monteslu cox net wrote:
---- Stephen Crampton <SteveSings gmail com> wrote:I'm using the latest version of Edubuntu. I'm not sure how to check the CPU or network load. Could someone tell me the most efficient way?Edit the default section of lts.conf and add this: LDM_DIRECTX = True reboot your thin clients and you'll see dramatic improvement in performance. I know it's less secure, but having it defaulted to false is unusable for most hardware. Luis
You're right, it is somewhat less secure, no question. However, the INFOSEC engineer in me classes this under "acceptable risk". Here's why.
1.) What matters most, in most K-12 thin client environments, is that the credentials are encrypted. Remember that most data on MS Windows-based networks (e. g. file copies, MS Exchange email, etc.) is not encrypted, but the login credentials most certainly are.
2.) If you're running LTSP of any sort, it's assumed that you're running, at a minimum, a switched 10/100 environment (if not, then you really should be!). Unless A.) it's a managed switch capable of port mirroring, and B.) you control said switch, you can sniff *your* traffic, but not other peoples. To keep the Les Mikesells of the world happy, I'll point out that yes, you could sniff the server if it's physically accessible. But in God's name, I hope you have it secured physically so's to (largely) prevent that!

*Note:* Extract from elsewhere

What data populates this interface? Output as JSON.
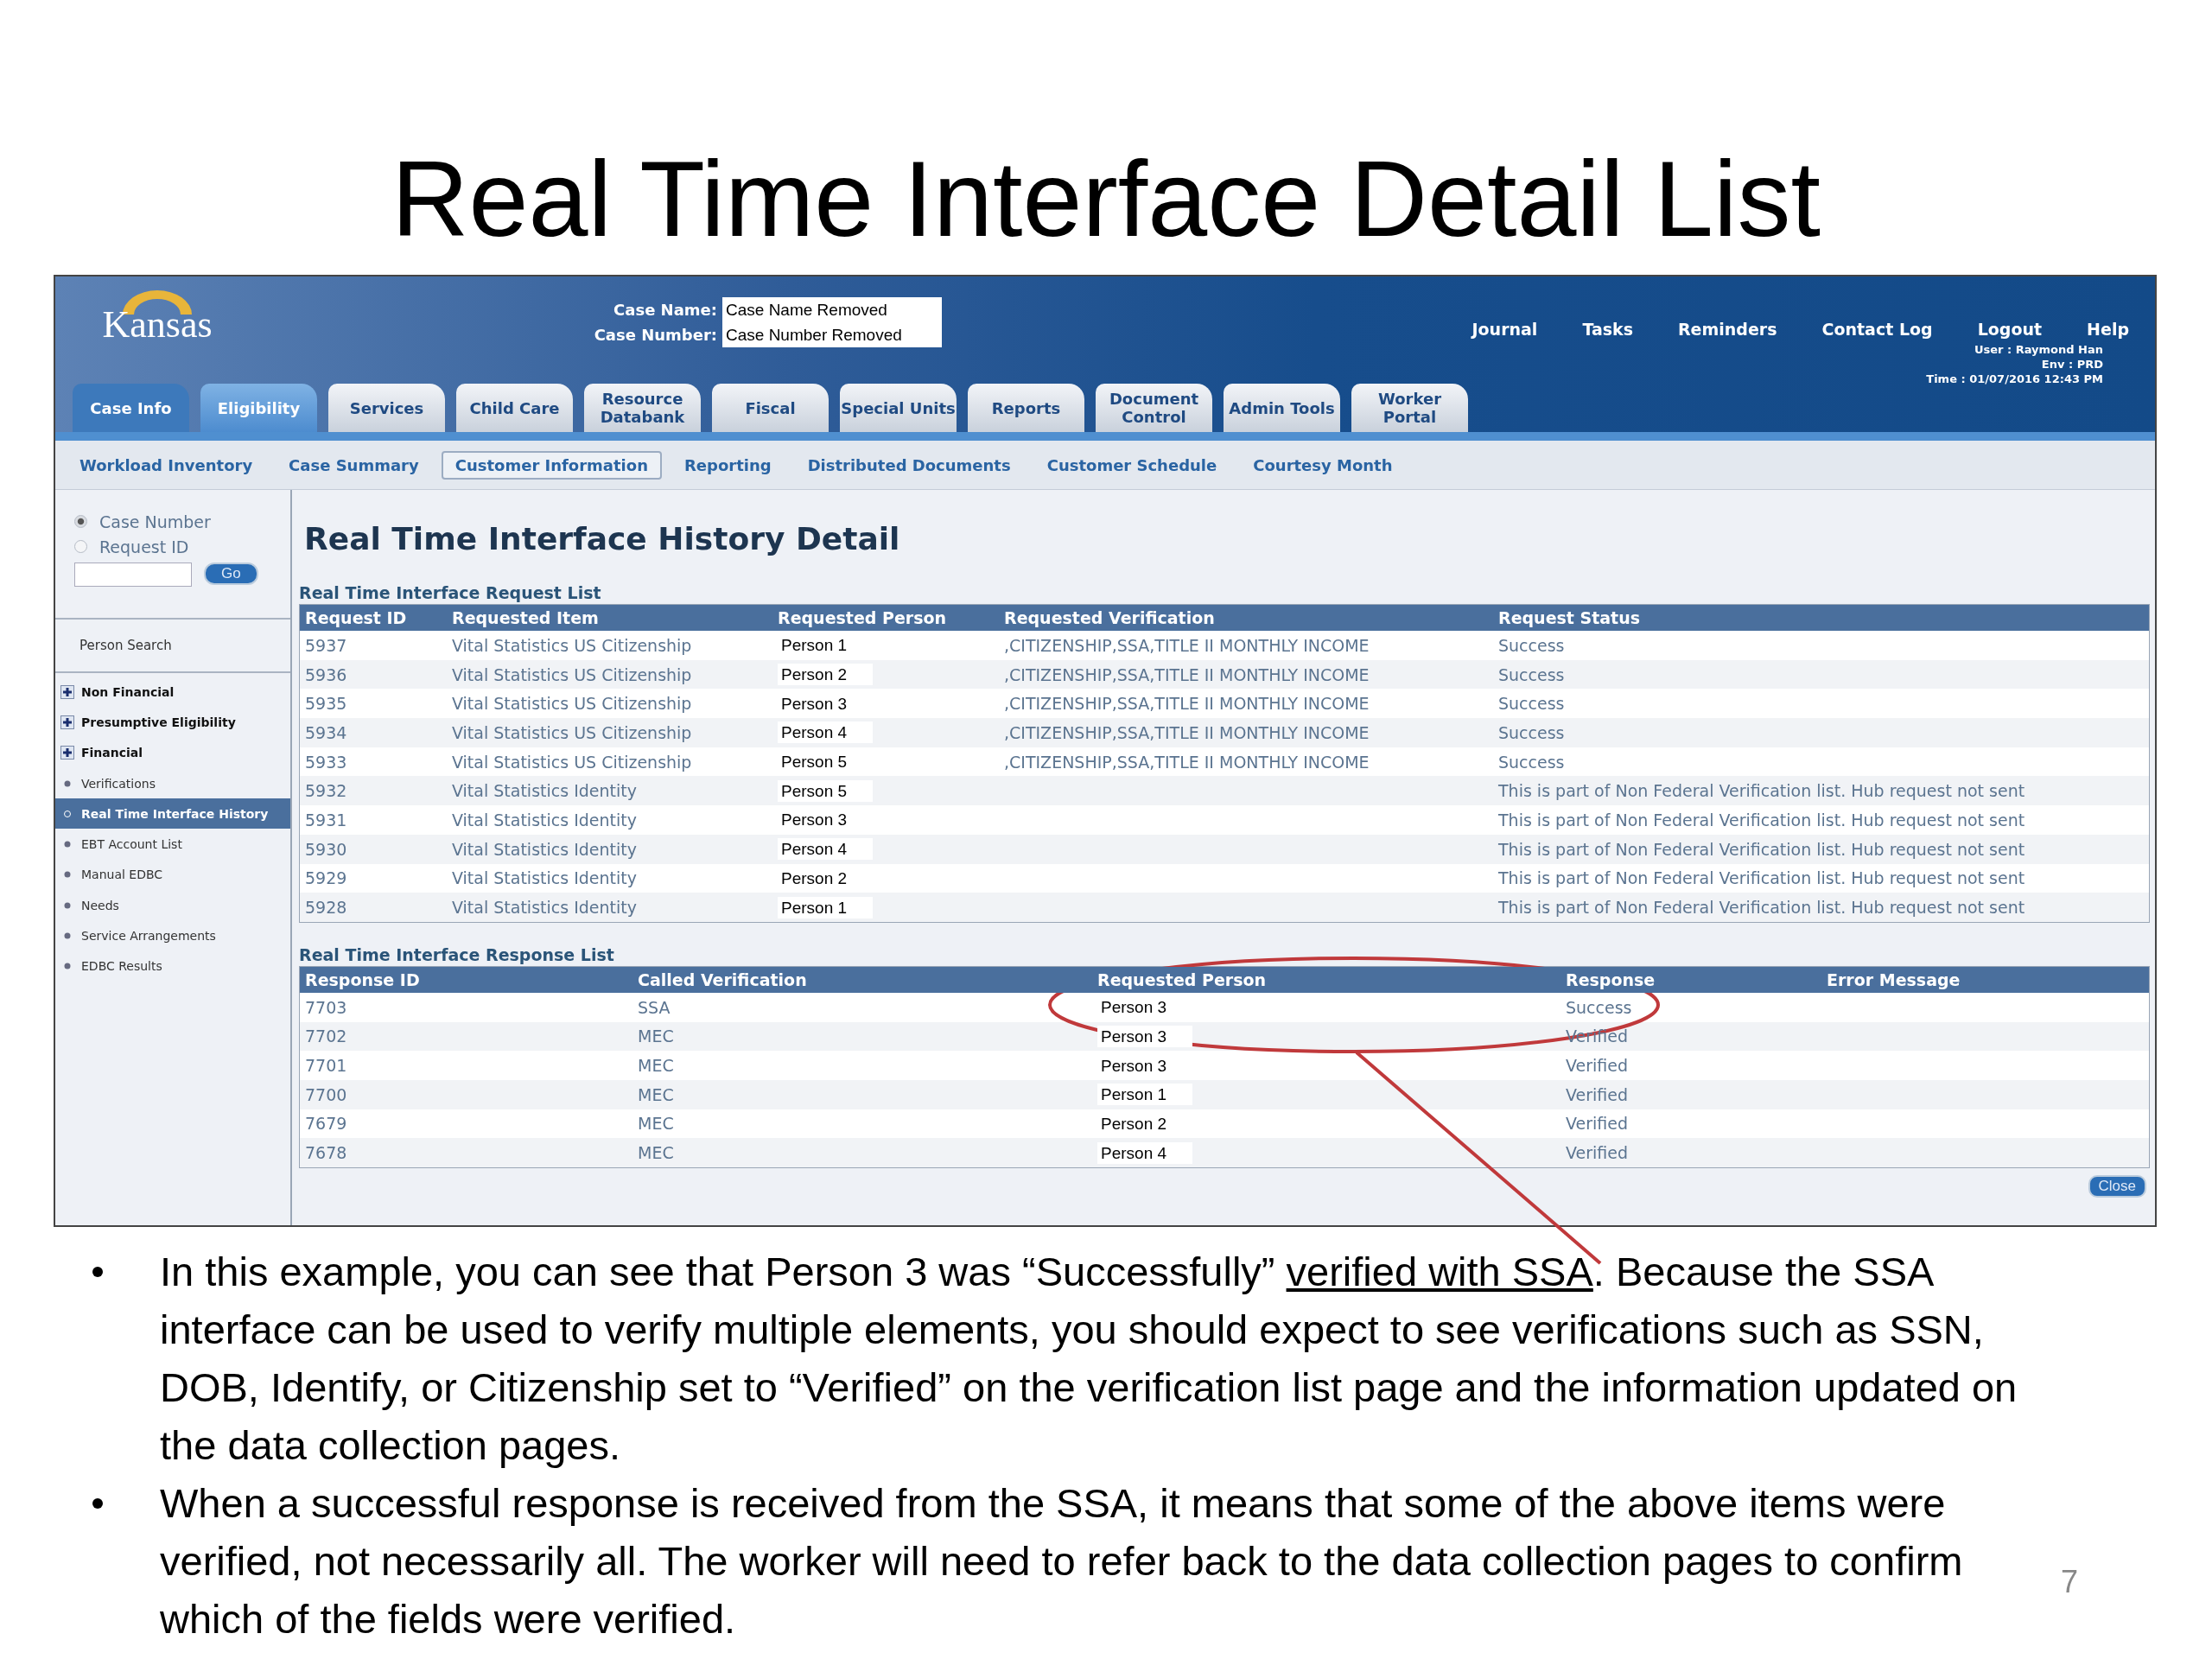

3.) The data that most K12-based LTSP deployments have to worry about isn't mission-critical. Only if you're dealing with the Student Information System (SIS) or something similar does that change. In this latter case, you might want to reconsider the setting of LDM_DIRECTX, depending on your environment.
4.) Even if you're running LTSP to hit your SIS, though, remember that this is a switched, wired network. Wardrivers by definition aren't going to be an issue. Most shops, including mine, who run SASIxp, do so on a vanilla 10/100 Cat 5 network. That's not how we get cracked. We get cracked because teachers and administrators routinely walk away from terminals without locking them. Or worse, they're insane enough to--yes--let a "trusted" student do grade entries! DUH!
For these reasons, I don't see a real-world problem with that setting.